> **Records for the task**

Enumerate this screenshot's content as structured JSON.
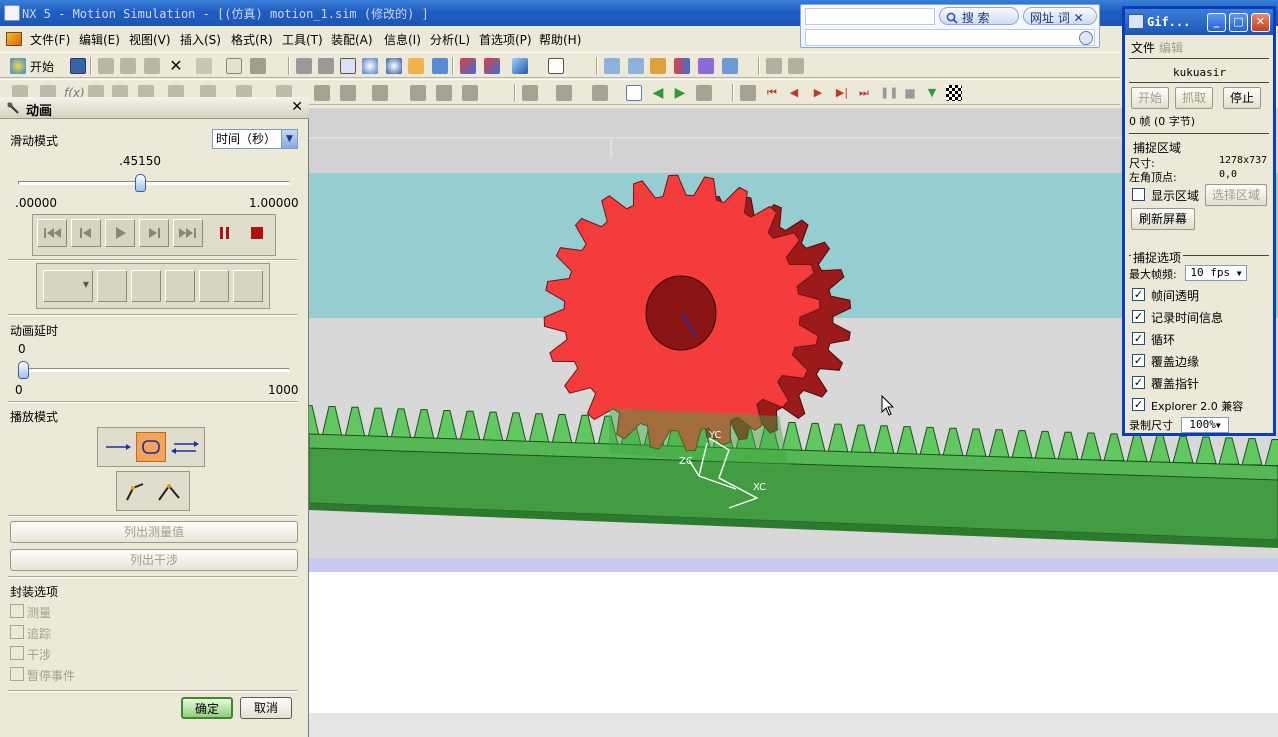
{
  "window": {
    "title": "NX 5 - Motion Simulation - [(仿真) motion_1.sim  (修改的) ]"
  },
  "search_bar": {
    "search_label": "搜 索",
    "url_label": "网址 词"
  },
  "menu": {
    "items": [
      "文件(F)",
      "编辑(E)",
      "视图(V)",
      "插入(S)",
      "格式(R)",
      "工具(T)",
      "装配(A)",
      "信息(I)",
      "分析(L)",
      "首选项(P)",
      "帮助(H)"
    ]
  },
  "toolbar": {
    "start_label": "开始"
  },
  "dialog": {
    "title": "动画",
    "slide_mode_label": "滑动模式",
    "slide_mode_value": "时间（秒）",
    "time_slider": {
      "value_label": ".45150",
      "min_label": ".00000",
      "max_label": "1.00000",
      "fraction": 0.4515
    },
    "delay_label": "动画延时",
    "delay_slider": {
      "value_label": "0",
      "min_label": "0",
      "max_label": "1000",
      "fraction": 0
    },
    "play_mode_label": "播放模式",
    "list_measurements": "列出测量值",
    "list_interference": "列出干涉",
    "package_options_label": "封装选项",
    "package_options": [
      "测量",
      "追踪",
      "干涉",
      "暂停事件"
    ],
    "ok_label": "确定",
    "cancel_label": "取消"
  },
  "gif_recorder": {
    "title": "Gif...",
    "menu": [
      "文件",
      "编辑"
    ],
    "user": "kukuasir",
    "start_label": "开始",
    "capture_label": "抓取",
    "stop_label": "停止",
    "frames_info": "0 帧 (0 字节)",
    "capture_area_heading": "捕捉区域",
    "size_label": "尺寸:",
    "size_value": "1278x737",
    "topleft_label": "左角顶点:",
    "topleft_value": "0,0",
    "show_area_label": "显示区域",
    "select_area_label": "选择区域",
    "refresh_label": "刷新屏幕",
    "capture_options_heading": "捕捉选项",
    "max_fps_label": "最大帧频:",
    "max_fps_value": "10 fps",
    "options": [
      "帧间透明",
      "记录时间信息",
      "循环",
      "覆盖边缘",
      "覆盖指针",
      "Explorer 2.0 兼容"
    ],
    "record_size_label": "录制尺寸",
    "record_size_value": "100%"
  },
  "viewport": {
    "axis_labels": {
      "yc": "YC",
      "zc": "ZC",
      "xc": "XC"
    },
    "gear_color": "#f43c3c",
    "rack_color": "#5fc75f"
  }
}
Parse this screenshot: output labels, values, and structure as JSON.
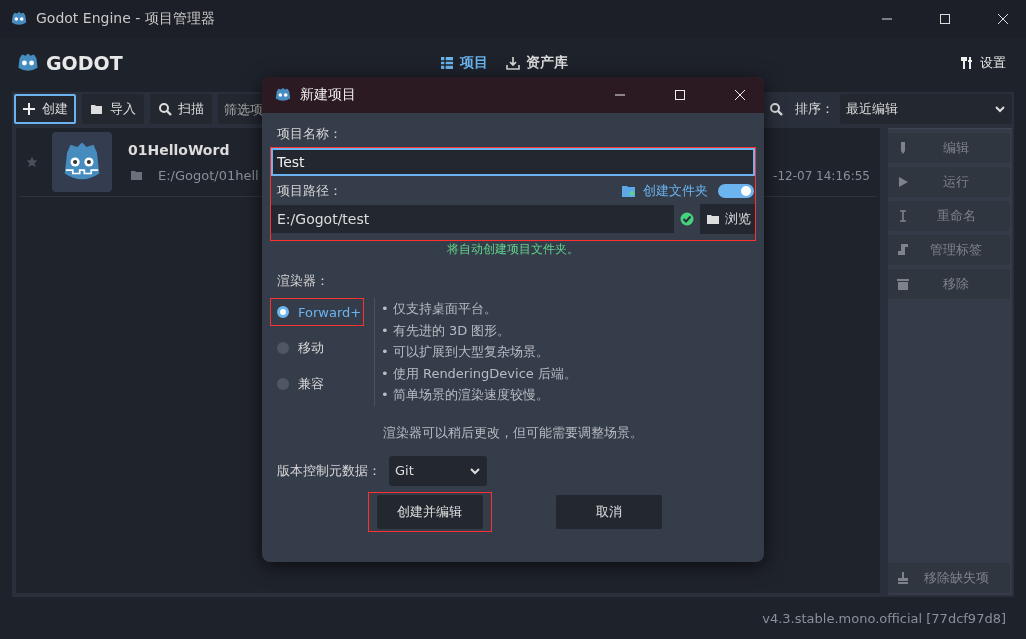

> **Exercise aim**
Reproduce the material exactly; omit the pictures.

> **Written answer**
Enumerate this screenshot's content as structured JSON.
{
  "window": {
    "title": "NX 5 - Motion Simulation - [(仿真) motion_1.sim  (修改的) ]"
  },
  "search_bar": {
    "search_label": "搜 索",
    "url_label": "网址 词"
  },
  "menu": {
    "items": [
      "文件(F)",
      "编辑(E)",
      "视图(V)",
      "插入(S)",
      "格式(R)",
      "工具(T)",
      "装配(A)",
      "信息(I)",
      "分析(L)",
      "首选项(P)",
      "帮助(H)"
    ]
  },
  "toolbar": {
    "start_label": "开始"
  },
  "dialog": {
    "title": "动画",
    "slide_mode_label": "滑动模式",
    "slide_mode_value": "时间（秒）",
    "time_slider": {
      "value_label": ".45150",
      "min_label": ".00000",
      "max_label": "1.00000",
      "fraction": 0.4515
    },
    "delay_label": "动画延时",
    "delay_slider": {
      "value_label": "0",
      "min_label": "0",
      "max_label": "1000",
      "fraction": 0
    },
    "play_mode_label": "播放模式",
    "list_measurements": "列出测量值",
    "list_interference": "列出干涉",
    "package_options_label": "封装选项",
    "package_options": [
      "测量",
      "追踪",
      "干涉",
      "暂停事件"
    ],
    "ok_label": "确定",
    "cancel_label": "取消"
  },
  "gif_recorder": {
    "title": "Gif...",
    "menu": [
      "文件",
      "编辑"
    ],
    "user": "kukuasir",
    "start_label": "开始",
    "capture_label": "抓取",
    "stop_label": "停止",
    "frames_info": "0 帧 (0 字节)",
    "capture_area_heading": "捕捉区域",
    "size_label": "尺寸:",
    "size_value": "1278x737",
    "topleft_label": "左角顶点:",
    "topleft_value": "0,0",
    "show_area_label": "显示区域",
    "select_area_label": "选择区域",
    "refresh_label": "刷新屏幕",
    "capture_options_heading": "捕捉选项",
    "max_fps_label": "最大帧频:",
    "max_fps_value": "10 fps",
    "options": [
      "帧间透明",
      "记录时间信息",
      "循环",
      "覆盖边缘",
      "覆盖指针",
      "Explorer 2.0 兼容"
    ],
    "record_size_label": "录制尺寸",
    "record_size_value": "100%"
  },
  "viewport": {
    "axis_labels": {
      "yc": "YC",
      "zc": "ZC",
      "xc": "XC"
    },
    "gear_color": "#f43c3c",
    "rack_color": "#5fc75f"
  }
}
Parse this screenshot: output labels, values, and structure as JSON.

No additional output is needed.